▶ _EXERCISE PROMPT_
Scan the entries below and report only how many lines contain "Career".

▶ _EXTRACTED INFORMATION_
%%

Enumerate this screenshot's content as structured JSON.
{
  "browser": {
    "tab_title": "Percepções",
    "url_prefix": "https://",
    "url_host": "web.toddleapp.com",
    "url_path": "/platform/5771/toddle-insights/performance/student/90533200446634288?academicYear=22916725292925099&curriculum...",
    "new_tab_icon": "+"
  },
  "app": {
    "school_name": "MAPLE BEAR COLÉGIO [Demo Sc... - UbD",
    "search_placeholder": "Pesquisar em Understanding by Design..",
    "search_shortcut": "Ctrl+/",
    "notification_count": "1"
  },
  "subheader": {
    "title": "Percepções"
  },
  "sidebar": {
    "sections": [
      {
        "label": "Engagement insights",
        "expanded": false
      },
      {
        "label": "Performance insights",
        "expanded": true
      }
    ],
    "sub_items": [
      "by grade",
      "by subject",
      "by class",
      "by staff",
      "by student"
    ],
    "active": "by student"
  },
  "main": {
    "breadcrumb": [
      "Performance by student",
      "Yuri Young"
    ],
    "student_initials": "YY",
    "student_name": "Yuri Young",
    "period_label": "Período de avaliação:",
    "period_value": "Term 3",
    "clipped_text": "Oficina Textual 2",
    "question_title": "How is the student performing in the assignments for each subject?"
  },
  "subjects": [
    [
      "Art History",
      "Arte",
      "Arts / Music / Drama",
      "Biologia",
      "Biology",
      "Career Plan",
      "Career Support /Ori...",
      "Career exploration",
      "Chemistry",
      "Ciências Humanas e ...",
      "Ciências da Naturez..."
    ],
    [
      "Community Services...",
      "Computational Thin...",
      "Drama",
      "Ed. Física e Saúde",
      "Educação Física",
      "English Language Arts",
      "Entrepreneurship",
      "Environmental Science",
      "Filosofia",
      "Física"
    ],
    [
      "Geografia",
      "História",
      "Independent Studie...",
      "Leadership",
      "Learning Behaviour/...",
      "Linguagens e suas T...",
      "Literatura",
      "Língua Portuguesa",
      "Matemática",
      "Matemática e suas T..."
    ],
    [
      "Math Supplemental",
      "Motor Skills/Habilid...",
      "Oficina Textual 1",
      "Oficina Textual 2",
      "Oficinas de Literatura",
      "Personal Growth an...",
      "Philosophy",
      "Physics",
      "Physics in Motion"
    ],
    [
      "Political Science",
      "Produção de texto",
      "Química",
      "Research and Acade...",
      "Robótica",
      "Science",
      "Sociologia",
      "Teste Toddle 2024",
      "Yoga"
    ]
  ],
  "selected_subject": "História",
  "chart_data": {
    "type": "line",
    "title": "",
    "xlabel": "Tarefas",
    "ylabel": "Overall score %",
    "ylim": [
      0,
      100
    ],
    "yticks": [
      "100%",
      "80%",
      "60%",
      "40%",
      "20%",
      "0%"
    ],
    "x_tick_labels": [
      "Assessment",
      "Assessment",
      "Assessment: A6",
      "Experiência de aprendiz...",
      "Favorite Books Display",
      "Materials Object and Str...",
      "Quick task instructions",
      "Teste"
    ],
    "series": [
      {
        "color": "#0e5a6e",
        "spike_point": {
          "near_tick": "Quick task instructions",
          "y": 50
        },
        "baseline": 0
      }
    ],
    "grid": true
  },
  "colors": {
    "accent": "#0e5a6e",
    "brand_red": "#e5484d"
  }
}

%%

▶ _OUTPUT OF THE EXERCISE_
3